Tom from Madison, Wis., writes: At what point should Wisconsin fans begin to worry that a starting quarterback hasn't been chosen? With all of the new coaches and whatever changes Gary Andersen has made on offense, wouldn't it be beneficial for the starter to get as many reps as possible? I don't doubt that each candidates is talented, but we have a difficult non-con game (for once) early in Arizona State and I don't want problems with miscommunication.

Adam Rittenberg: Tom, while I understand your concern, it's not as if Wisconsin is dealing with quarterback candidates who have never played. Both Joel Stave and Curt Phillips have started Big Ten games for the Badgers, and in Phillips' case, he has been around the program seemingly forever. Yes, the coaching staff is new, but Wisconsin's offensive structure isn't changing dramatically under Andy Ludwig, who understands what has made the Badgers so strong over the years. Many teams wait until 7-10 days before the opener to name a starter, and I think we'll have a resolution soon, possibly after Monday's scrimmage, which I'll attend.
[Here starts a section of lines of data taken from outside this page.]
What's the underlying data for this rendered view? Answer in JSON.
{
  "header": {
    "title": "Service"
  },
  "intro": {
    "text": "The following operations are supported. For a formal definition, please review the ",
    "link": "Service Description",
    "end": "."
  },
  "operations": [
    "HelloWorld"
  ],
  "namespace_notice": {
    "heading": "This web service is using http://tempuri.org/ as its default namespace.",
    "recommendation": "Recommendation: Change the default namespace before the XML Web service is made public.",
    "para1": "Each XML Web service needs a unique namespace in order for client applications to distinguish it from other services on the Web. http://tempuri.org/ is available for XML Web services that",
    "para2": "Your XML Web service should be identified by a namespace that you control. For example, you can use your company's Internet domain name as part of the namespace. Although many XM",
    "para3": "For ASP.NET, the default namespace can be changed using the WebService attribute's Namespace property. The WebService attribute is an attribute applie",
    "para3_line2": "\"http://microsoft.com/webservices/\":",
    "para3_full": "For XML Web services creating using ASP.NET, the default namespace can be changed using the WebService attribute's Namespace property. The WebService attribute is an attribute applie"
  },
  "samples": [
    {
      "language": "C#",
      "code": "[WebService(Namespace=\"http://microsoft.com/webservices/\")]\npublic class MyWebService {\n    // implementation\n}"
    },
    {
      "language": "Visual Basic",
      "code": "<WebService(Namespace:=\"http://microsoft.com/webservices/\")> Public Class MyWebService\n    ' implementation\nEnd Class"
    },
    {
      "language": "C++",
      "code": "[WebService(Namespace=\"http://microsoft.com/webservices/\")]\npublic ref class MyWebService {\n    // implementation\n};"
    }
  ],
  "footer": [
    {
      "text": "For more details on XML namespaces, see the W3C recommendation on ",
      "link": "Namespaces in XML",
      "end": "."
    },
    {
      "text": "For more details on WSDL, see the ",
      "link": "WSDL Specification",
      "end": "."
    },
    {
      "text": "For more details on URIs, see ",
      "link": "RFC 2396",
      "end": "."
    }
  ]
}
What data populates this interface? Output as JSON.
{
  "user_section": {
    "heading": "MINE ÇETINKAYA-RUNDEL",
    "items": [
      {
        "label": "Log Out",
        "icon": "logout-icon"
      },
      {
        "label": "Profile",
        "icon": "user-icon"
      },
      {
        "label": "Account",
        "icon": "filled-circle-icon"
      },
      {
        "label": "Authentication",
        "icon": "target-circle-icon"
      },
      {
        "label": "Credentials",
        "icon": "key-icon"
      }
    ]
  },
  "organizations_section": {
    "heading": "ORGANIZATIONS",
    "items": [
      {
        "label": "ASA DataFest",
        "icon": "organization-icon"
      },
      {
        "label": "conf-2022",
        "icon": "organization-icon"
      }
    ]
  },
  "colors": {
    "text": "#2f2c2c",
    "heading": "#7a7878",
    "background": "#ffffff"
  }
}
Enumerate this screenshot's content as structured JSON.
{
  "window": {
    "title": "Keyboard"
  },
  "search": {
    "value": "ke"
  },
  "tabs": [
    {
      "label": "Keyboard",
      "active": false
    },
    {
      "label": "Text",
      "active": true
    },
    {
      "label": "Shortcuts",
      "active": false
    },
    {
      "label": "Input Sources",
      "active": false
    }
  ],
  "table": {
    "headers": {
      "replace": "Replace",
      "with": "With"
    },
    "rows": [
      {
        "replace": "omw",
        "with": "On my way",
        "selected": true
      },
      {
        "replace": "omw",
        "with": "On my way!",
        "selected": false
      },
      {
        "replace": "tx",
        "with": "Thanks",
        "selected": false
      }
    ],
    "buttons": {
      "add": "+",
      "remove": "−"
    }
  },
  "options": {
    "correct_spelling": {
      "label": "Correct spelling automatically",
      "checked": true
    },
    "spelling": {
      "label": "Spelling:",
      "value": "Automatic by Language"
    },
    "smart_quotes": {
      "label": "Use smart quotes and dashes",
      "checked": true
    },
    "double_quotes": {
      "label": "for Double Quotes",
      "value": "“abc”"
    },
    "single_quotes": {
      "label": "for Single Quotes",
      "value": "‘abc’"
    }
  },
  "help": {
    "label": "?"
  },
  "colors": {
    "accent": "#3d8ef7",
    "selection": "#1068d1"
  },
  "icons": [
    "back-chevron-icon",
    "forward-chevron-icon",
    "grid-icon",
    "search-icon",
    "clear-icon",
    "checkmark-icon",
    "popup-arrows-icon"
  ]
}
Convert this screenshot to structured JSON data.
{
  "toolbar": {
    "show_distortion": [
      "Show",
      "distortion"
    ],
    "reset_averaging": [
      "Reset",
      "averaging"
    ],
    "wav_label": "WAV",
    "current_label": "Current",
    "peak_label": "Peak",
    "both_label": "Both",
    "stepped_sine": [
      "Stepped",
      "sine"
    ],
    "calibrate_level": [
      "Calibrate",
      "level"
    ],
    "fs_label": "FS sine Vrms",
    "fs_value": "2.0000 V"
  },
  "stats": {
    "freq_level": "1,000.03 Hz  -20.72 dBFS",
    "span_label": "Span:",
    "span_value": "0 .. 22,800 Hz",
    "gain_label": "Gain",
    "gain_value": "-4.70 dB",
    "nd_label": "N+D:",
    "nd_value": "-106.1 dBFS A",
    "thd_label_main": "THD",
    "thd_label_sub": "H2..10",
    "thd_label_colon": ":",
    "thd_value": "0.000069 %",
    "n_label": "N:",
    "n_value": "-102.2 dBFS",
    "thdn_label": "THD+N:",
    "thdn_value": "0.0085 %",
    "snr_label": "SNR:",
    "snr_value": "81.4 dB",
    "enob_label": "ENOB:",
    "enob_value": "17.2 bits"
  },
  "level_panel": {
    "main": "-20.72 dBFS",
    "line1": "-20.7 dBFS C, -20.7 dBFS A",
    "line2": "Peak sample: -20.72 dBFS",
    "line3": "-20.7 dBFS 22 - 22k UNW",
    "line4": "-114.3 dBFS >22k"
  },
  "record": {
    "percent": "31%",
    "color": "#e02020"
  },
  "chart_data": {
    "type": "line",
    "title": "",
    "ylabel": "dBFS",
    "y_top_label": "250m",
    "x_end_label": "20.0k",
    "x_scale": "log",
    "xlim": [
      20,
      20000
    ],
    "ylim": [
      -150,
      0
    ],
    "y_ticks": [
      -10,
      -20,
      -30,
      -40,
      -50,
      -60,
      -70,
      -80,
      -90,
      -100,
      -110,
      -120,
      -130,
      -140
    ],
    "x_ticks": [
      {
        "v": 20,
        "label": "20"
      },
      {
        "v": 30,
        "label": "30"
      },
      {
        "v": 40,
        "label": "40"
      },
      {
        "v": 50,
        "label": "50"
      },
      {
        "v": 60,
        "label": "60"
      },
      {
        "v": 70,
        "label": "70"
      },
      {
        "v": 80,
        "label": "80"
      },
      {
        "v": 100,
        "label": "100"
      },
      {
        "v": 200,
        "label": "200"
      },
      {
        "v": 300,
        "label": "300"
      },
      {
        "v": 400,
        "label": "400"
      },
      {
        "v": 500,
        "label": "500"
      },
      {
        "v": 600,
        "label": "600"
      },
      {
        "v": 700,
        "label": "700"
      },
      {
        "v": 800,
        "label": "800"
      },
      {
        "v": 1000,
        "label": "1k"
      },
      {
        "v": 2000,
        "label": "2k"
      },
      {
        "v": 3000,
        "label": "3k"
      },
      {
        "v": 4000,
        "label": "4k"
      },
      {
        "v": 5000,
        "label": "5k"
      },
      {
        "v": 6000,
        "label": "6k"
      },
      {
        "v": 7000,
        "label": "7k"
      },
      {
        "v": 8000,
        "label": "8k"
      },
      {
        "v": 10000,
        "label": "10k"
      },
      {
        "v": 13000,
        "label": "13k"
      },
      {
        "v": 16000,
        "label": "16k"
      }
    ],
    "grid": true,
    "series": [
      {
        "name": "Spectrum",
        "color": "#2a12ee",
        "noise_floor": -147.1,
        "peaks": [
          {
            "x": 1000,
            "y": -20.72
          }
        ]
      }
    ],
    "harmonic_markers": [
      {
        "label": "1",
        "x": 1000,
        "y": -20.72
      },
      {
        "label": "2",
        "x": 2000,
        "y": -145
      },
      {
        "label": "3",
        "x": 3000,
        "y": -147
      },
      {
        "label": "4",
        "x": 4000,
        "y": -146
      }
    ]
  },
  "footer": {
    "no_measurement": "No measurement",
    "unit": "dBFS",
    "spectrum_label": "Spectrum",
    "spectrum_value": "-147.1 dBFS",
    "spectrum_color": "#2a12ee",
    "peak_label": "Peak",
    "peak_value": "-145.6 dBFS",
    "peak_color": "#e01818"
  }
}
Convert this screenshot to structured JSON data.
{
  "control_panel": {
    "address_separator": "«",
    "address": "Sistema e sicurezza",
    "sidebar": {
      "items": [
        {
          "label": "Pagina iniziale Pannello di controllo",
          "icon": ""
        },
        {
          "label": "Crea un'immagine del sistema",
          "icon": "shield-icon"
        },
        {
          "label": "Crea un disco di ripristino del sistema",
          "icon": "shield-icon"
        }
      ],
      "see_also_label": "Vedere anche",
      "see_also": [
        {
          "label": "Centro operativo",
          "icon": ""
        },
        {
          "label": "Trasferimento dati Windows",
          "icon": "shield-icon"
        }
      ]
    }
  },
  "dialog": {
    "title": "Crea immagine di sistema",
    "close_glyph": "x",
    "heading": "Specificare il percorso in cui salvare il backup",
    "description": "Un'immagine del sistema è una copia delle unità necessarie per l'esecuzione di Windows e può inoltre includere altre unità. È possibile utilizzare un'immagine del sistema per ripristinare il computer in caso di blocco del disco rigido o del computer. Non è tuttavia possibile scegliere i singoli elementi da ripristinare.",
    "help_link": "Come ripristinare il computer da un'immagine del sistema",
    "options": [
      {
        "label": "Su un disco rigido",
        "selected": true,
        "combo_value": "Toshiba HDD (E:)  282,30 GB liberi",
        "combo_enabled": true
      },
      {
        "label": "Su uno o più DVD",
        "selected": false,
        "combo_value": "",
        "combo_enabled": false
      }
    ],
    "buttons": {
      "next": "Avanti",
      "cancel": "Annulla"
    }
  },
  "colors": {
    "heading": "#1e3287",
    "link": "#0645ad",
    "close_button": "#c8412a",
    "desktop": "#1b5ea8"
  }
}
Gale from Virginia Beach, Va., writes: As long as Hoke is coaching the Wolverines, will Borges and Mattison be on his staff??

Adam Rittenberg: I think there's a pretty good chance, Gale. Greg Mattison has said multiple times, especially after his recent contract extension, that Michigan will be his final coaching stop. His affinity for the school and the program is on par with Brady Hoke's, and Mattison turns 64 in November and likely will coach only a few more years. Borges also loves being at Michigan, and after hopscotching the country to various offensive coordinator jobs, I can imagine he'd like to stay put for a while as long as Michigan will have him. Unless a head-coaching opportunity surfaces, I expect Borges to remain at Michigan for a while.

Samuel from Iowa City, Iowa, writes: "Loh makes a totally reasonable point, but facilities are integral to recruiting, especially when you're competing with heavyweights like Michigan, Ohio State and Penn State." Why are you slamming Maryland's choice of priorities? Just as you mentioned it in your post, MD is on the take. A free lunch is more important than winning football games.

Adam Rittenberg: Samuel, I'm not slamming Maryland's choice there at all. Of course it's the right one, as a major-conference athletic program has to provide adequate meal plans to its athletes. That goes without saying. I was just trying to underscore how much of a disadvantage Maryland could find itself in, because of its overall financial problems, as it enters a new league filled with programs that have all the resources at their disposal. It's not an either/or thing. Maryland needs to get on financial footing as an overall athletic program as soon as possible.